**Prompt**
Set every entry down again exactly, excluding any pictures.
--- START ---
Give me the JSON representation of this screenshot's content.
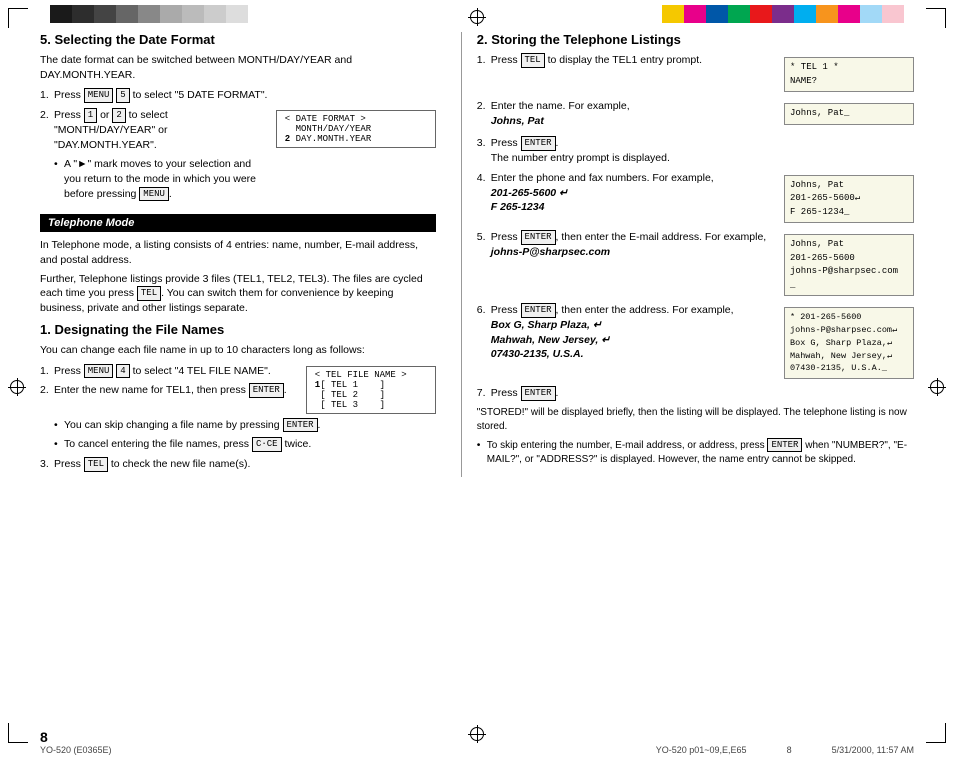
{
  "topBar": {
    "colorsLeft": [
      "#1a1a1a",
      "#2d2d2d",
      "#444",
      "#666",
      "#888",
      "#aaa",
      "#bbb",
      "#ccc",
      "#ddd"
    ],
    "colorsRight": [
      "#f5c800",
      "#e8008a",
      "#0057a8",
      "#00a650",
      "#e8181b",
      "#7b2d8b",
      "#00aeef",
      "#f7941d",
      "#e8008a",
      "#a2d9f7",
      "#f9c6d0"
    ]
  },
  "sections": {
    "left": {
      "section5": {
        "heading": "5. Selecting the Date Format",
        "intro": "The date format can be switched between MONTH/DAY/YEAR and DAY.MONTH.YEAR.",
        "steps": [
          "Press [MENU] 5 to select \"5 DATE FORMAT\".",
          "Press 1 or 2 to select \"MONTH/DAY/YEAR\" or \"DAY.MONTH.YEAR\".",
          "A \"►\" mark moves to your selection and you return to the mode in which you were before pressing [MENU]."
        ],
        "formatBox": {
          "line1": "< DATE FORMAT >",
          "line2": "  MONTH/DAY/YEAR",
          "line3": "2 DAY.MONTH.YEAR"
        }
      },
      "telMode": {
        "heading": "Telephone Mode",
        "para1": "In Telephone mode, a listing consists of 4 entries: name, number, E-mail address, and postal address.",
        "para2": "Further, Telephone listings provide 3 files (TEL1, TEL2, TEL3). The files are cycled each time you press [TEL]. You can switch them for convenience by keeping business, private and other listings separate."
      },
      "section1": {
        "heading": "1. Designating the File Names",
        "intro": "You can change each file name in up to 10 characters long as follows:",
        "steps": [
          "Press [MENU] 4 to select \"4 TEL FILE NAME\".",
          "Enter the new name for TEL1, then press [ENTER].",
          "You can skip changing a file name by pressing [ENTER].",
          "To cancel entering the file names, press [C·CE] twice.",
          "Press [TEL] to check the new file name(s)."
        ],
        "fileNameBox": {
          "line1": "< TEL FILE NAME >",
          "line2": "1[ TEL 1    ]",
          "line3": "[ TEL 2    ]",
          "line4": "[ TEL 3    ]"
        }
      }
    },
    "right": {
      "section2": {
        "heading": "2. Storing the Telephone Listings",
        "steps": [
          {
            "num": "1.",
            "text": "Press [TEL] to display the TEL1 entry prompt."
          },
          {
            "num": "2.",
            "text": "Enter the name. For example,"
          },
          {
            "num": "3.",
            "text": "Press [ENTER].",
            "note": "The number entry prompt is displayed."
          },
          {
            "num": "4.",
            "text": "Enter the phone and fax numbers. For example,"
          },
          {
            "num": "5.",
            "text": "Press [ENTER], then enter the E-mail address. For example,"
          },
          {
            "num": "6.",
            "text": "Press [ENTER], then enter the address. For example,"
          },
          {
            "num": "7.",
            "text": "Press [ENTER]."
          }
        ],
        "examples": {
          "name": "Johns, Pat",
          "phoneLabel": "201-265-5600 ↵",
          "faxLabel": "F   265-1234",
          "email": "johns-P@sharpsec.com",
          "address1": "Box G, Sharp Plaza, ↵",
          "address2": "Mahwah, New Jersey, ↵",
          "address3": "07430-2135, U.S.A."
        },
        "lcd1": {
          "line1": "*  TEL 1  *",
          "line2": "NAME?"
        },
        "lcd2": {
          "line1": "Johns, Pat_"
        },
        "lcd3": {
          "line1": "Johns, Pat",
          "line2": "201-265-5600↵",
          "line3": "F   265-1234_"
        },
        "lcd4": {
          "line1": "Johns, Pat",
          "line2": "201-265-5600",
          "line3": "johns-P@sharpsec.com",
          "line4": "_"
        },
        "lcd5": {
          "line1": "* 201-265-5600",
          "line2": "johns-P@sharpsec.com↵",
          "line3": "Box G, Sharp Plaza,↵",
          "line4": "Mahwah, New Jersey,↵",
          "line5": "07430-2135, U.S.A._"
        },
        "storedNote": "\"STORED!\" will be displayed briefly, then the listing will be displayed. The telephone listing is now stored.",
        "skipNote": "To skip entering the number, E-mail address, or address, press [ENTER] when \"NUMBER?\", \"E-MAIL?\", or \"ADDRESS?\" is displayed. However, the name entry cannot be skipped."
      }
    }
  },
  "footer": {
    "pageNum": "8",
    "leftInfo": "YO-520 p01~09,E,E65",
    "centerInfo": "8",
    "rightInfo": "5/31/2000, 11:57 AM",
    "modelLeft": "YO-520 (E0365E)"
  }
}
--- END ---
**Result below**
Give me the JSON representation of this screenshot's content.
{
  "topBar": {
    "colorsLeft": [
      "#1a1a1a",
      "#2d2d2d",
      "#444",
      "#666",
      "#888",
      "#aaa",
      "#bbb",
      "#ccc",
      "#ddd"
    ],
    "colorsRight": [
      "#f5c800",
      "#e8008a",
      "#0057a8",
      "#00a650",
      "#e8181b",
      "#7b2d8b",
      "#00aeef",
      "#f7941d",
      "#e8008a",
      "#a2d9f7",
      "#f9c6d0"
    ]
  },
  "sections": {
    "left": {
      "section5": {
        "heading": "5. Selecting the Date Format",
        "intro": "The date format can be switched between MONTH/DAY/YEAR and DAY.MONTH.YEAR.",
        "steps": [
          "Press [MENU] 5 to select \"5 DATE FORMAT\".",
          "Press 1 or 2 to select \"MONTH/DAY/YEAR\" or \"DAY.MONTH.YEAR\".",
          "A \"►\" mark moves to your selection and you return to the mode in which you were before pressing [MENU]."
        ],
        "formatBox": {
          "line1": "< DATE FORMAT >",
          "line2": "  MONTH/DAY/YEAR",
          "line3": "2 DAY.MONTH.YEAR"
        }
      },
      "telMode": {
        "heading": "Telephone Mode",
        "para1": "In Telephone mode, a listing consists of 4 entries: name, number, E-mail address, and postal address.",
        "para2": "Further, Telephone listings provide 3 files (TEL1, TEL2, TEL3). The files are cycled each time you press [TEL]. You can switch them for convenience by keeping business, private and other listings separate."
      },
      "section1": {
        "heading": "1. Designating the File Names",
        "intro": "You can change each file name in up to 10 characters long as follows:",
        "steps": [
          "Press [MENU] 4 to select \"4 TEL FILE NAME\".",
          "Enter the new name for TEL1, then press [ENTER].",
          "You can skip changing a file name by pressing [ENTER].",
          "To cancel entering the file names, press [C·CE] twice.",
          "Press [TEL] to check the new file name(s)."
        ],
        "fileNameBox": {
          "line1": "< TEL FILE NAME >",
          "line2": "1[ TEL 1    ]",
          "line3": "[ TEL 2    ]",
          "line4": "[ TEL 3    ]"
        }
      }
    },
    "right": {
      "section2": {
        "heading": "2. Storing the Telephone Listings",
        "steps": [
          {
            "num": "1.",
            "text": "Press [TEL] to display the TEL1 entry prompt."
          },
          {
            "num": "2.",
            "text": "Enter the name. For example,"
          },
          {
            "num": "3.",
            "text": "Press [ENTER].",
            "note": "The number entry prompt is displayed."
          },
          {
            "num": "4.",
            "text": "Enter the phone and fax numbers. For example,"
          },
          {
            "num": "5.",
            "text": "Press [ENTER], then enter the E-mail address. For example,"
          },
          {
            "num": "6.",
            "text": "Press [ENTER], then enter the address. For example,"
          },
          {
            "num": "7.",
            "text": "Press [ENTER]."
          }
        ],
        "examples": {
          "name": "Johns, Pat",
          "phoneLabel": "201-265-5600 ↵",
          "faxLabel": "F   265-1234",
          "email": "johns-P@sharpsec.com",
          "address1": "Box G, Sharp Plaza, ↵",
          "address2": "Mahwah, New Jersey, ↵",
          "address3": "07430-2135, U.S.A."
        },
        "lcd1": {
          "line1": "*  TEL 1  *",
          "line2": "NAME?"
        },
        "lcd2": {
          "line1": "Johns, Pat_"
        },
        "lcd3": {
          "line1": "Johns, Pat",
          "line2": "201-265-5600↵",
          "line3": "F   265-1234_"
        },
        "lcd4": {
          "line1": "Johns, Pat",
          "line2": "201-265-5600",
          "line3": "johns-P@sharpsec.com",
          "line4": "_"
        },
        "lcd5": {
          "line1": "* 201-265-5600",
          "line2": "johns-P@sharpsec.com↵",
          "line3": "Box G, Sharp Plaza,↵",
          "line4": "Mahwah, New Jersey,↵",
          "line5": "07430-2135, U.S.A._"
        },
        "storedNote": "\"STORED!\" will be displayed briefly, then the listing will be displayed. The telephone listing is now stored.",
        "skipNote": "To skip entering the number, E-mail address, or address, press [ENTER] when \"NUMBER?\", \"E-MAIL?\", or \"ADDRESS?\" is displayed. However, the name entry cannot be skipped."
      }
    }
  },
  "footer": {
    "pageNum": "8",
    "leftInfo": "YO-520 p01~09,E,E65",
    "centerInfo": "8",
    "rightInfo": "5/31/2000, 11:57 AM",
    "modelLeft": "YO-520 (E0365E)"
  }
}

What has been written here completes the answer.